====== Data extract

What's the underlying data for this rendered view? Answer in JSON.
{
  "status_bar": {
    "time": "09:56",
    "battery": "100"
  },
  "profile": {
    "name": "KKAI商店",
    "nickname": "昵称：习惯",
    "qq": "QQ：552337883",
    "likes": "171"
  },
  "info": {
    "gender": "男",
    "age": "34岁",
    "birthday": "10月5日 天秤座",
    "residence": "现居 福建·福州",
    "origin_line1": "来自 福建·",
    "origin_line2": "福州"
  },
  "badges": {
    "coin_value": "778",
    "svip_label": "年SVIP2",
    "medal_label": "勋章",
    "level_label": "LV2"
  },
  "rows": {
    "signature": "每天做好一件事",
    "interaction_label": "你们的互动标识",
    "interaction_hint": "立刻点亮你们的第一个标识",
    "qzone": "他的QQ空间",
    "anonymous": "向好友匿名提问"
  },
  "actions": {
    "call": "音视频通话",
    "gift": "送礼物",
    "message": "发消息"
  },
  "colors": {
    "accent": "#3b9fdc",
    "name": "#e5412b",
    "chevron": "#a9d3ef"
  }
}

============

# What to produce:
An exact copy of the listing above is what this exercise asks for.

# Written reply:
What's the underlying data for this rendered view? Answer in JSON.
{
  "status_bar": {
    "time": "09:56",
    "battery": "100"
  },
  "profile": {
    "name": "KKAI商店",
    "nickname": "昵称：习惯",
    "qq": "QQ：552337883",
    "likes": "171"
  },
  "info": {
    "gender": "男",
    "age": "34岁",
    "birthday": "10月5日 天秤座",
    "residence": "现居 福建·福州",
    "origin_line1": "来自 福建·",
    "origin_line2": "福州"
  },
  "badges": {
    "coin_value": "778",
    "svip_label": "年SVIP2",
    "medal_label": "勋章",
    "level_label": "LV2"
  },
  "rows": {
    "signature": "每天做好一件事",
    "interaction_label": "你们的互动标识",
    "interaction_hint": "立刻点亮你们的第一个标识",
    "qzone": "他的QQ空间",
    "anonymous": "向好友匿名提问"
  },
  "actions": {
    "call": "音视频通话",
    "gift": "送礼物",
    "message": "发消息"
  },
  "colors": {
    "accent": "#3b9fdc",
    "name": "#e5412b",
    "chevron": "#a9d3ef"
  }
}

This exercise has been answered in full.